Thomas Bullock was intimately associated with leaders of the Church of Jesus Christ of Latter-day Saints for more than twenty-five years. He served twenty-one years in the Church Historian's office and also clerked in many city, county, and territorial positions, acting as scribe, clerk, and personal secretary to Joseph Smith Jr., Brigham Young, Willard Richards, and the Twelve Apostles. During this time he was privy to important events of late Nauvoo and early Utah Mormon history. His was a critical role in not only recording the history, but also in the gathering and preservation of historical documents. As a clerk Bullock frequently referred to himself as a man who was "doing my duty," and he surely fulfilled in his life the revelatory injunction: "It is the duty of the Lord's clerk, whom he has appointed, to keep a history, and a general record of all things that transpire in Zion." This essay will focus on how well Thomas Bullock fulfilled the duties he was given, particularly as they relate to his contributions to Mormon historiography.

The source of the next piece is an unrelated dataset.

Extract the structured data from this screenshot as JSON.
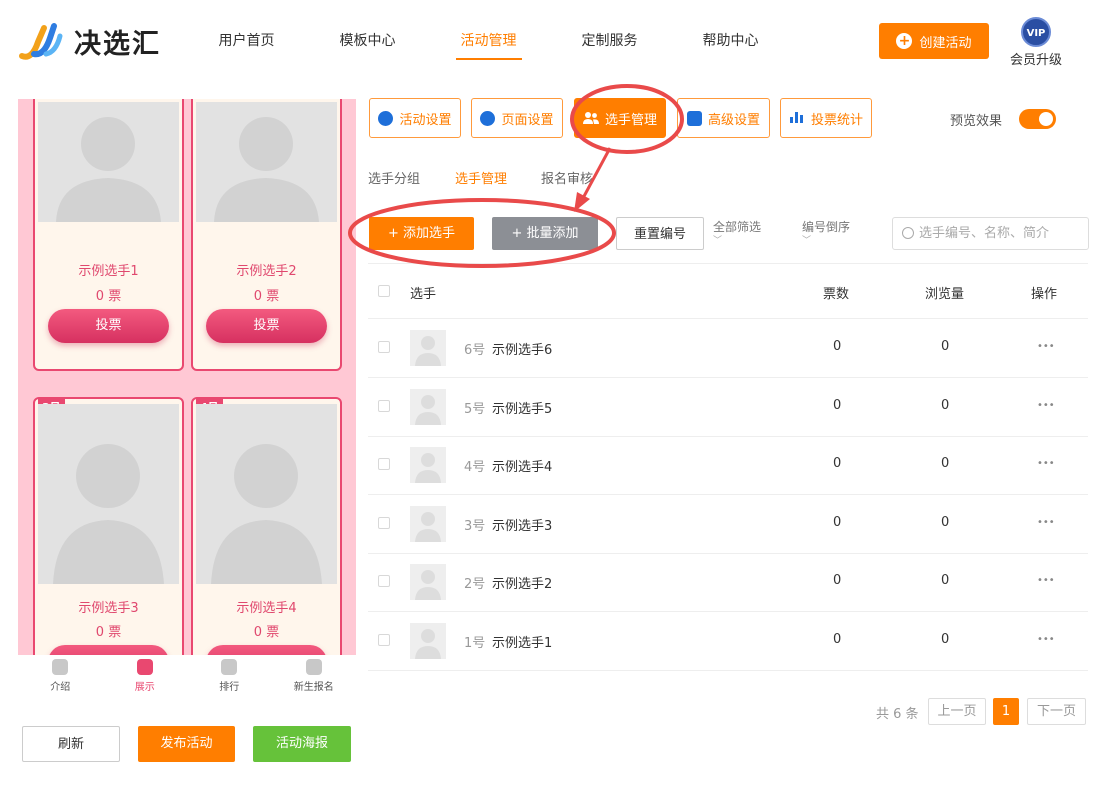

College and Department
Family, Home, and Social Sciences; History
BYU ScholarsArchive Citation
Simon, Jerald F., "Thomas Bullock: A Man Doing His Duty" (1988). All Theses and Dissertations. 5111.
Thomas Bullock, 1816-1885, Mormon Church, Historiography